And when it pulls Brandon through the looking-glass, not only will he need all his ill-gotten hacking skills to escape, but he’s going to have to face some hard truths about who he’s become. Otherwise he’ll be stuck in a digital hell until he’s old and gray, and no one will even know he’s gone.”

I absolutely love the  premise of this book.  It’s incredibly unique and I love that this urban legend the hackers have turn out to be true.  (Can you imagine if other urban legends turn out to be true and there’s this guy who keeps losing his hook in car doors?)
I liked Brandon, too, although he’s one of those people who doesn’t seem to accept responsibility for his actions.  (For example, he has a horrible relationship with his parents, but he’s pretty rude to them and he keeps getting all these tattoos and piercings, which might have something to do with the relationship not being awesome all the time.)
But even though he can be a bit of a brat at times, he’s also incredibly loyal and really, really smart.  I tend to root for really, really smart people.

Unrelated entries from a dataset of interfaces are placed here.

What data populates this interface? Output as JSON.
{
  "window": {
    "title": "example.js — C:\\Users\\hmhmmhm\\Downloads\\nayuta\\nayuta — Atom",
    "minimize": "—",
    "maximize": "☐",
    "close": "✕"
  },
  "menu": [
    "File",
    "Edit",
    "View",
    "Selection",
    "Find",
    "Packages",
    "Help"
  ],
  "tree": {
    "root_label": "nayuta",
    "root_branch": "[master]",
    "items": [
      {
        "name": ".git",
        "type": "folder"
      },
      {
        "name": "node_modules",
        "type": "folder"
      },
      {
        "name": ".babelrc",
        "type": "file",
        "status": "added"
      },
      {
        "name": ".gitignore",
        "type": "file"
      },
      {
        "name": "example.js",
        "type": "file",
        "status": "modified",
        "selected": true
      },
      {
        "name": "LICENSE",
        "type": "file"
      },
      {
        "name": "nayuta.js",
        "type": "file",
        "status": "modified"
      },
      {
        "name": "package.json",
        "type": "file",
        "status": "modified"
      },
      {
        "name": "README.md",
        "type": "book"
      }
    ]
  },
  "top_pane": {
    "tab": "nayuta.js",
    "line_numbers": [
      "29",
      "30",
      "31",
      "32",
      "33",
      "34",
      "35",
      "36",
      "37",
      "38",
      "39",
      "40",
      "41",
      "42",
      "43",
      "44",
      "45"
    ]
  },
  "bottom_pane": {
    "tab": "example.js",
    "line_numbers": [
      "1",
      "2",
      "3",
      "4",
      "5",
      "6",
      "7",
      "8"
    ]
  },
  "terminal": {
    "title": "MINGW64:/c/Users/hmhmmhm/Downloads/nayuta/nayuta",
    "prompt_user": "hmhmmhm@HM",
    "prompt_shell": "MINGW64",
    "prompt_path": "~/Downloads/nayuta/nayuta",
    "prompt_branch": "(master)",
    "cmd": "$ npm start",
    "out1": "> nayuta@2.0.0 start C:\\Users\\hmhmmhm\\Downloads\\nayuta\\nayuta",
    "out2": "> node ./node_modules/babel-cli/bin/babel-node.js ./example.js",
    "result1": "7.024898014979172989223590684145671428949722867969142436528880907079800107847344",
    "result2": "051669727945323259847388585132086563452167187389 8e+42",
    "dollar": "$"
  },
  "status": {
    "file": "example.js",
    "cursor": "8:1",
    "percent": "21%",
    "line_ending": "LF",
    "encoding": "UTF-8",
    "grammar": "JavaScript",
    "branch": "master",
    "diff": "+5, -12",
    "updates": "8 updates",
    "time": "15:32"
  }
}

I’m pretty sure this is going to have a sequel.  At least, I hope it will.  I’m excited to know what comes next.